With cyber-attacks and data breach incidents growing in frequency, it is critical to ensure that your medical practice has taken all reasonable measures to protect you hackers.
Consider the following questions. If your answer to any of them is “no,” your firm may be vulnerable to hackers.
- Does your practice backup all important data and information frequently? Regular backups reduce the likelihood that critical data is lost in the event of a cyber-attack or physical incident such as a fire or flood. The primary defense against ransomware attacks is to institute frequent backups of the files you do not want to lose, and to protect the backups in a remote or external location where they are safe from ransomware that seeks out backup copies.
- Are your employees required to complete regular cyber-security awareness training? Practice’s might not invest in the cyber-security awareness training necessary to educate their employees on ever-present dangers, such as clicking on links or attachments found in emails, downloading malware through insecure websites or social media, or responding to requests for information from socially-engineered emails designed to scare people and exploit their desire for a good deal.
- Have you implemented the “least privilege” concept of user permissions? Strictly defined user permissions and restrictions help ensure that people have only the level of user rights that they need to do their jobs.
- Do site administrators log out of systems and programs immediately after they have completed their tasks? Excessive rights and activities enable malware to cause more harm and result in greater data losses.
- Have you had a cyber-security expert test and evaluate your practice’s systems?
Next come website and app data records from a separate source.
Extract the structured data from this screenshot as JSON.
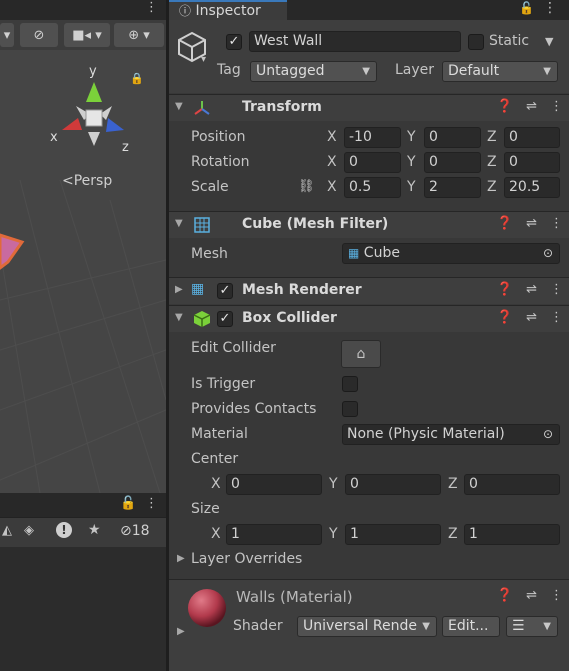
{
  "scene": {
    "gizmo": {
      "y": "y",
      "x": "x",
      "z": "z",
      "persp": "Persp"
    },
    "buttons": [
      {
        "name": "visibility-toggle",
        "glyph": "◉"
      },
      {
        "name": "camera-dropdown",
        "glyph": "▪▾"
      },
      {
        "name": "gizmos-dropdown",
        "glyph": "⊕▾"
      }
    ],
    "hierarchy_count": "18"
  },
  "inspector": {
    "tab": "Inspector",
    "object": {
      "name": "West Wall",
      "active": true,
      "static_label": "Static",
      "tag_label": "Tag",
      "tag_value": "Untagged",
      "layer_label": "Layer",
      "layer_value": "Default"
    },
    "transform": {
      "title": "Transform",
      "position_label": "Position",
      "rotation_label": "Rotation",
      "scale_label": "Scale",
      "x": "X",
      "y": "Y",
      "z": "Z",
      "position": [
        "-10",
        "0",
        "0"
      ],
      "rotation": [
        "0",
        "0",
        "0"
      ],
      "scale": [
        "0.5",
        "2",
        "20.5"
      ]
    },
    "mesh_filter": {
      "title": "Cube (Mesh Filter)",
      "mesh_label": "Mesh",
      "mesh_value": "Cube"
    },
    "mesh_renderer": {
      "title": "Mesh Renderer",
      "enabled": true
    },
    "box_collider": {
      "title": "Box Collider",
      "enabled": true,
      "edit_collider_label": "Edit Collider",
      "is_trigger_label": "Is Trigger",
      "provides_contacts_label": "Provides Contacts",
      "material_label": "Material",
      "material_value": "None (Physic Material)",
      "center_label": "Center",
      "center": [
        "0",
        "0",
        "0"
      ],
      "size_label": "Size",
      "size": [
        "1",
        "1",
        "1"
      ],
      "x": "X",
      "y": "Y",
      "z": "Z",
      "layer_overrides_label": "Layer Overrides"
    },
    "material": {
      "title": "Walls (Material)",
      "shader_label": "Shader",
      "shader_value": "Universal Rende",
      "edit_label": "Edit...",
      "colors": {
        "sphere": "#b23a4c"
      }
    }
  }
}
Experts familiar with the firm’s systems can work with insurance and breach response service providers to reduce damages from breaches, minimize the costs of addressing the problems, and enable the firm to recover sooner.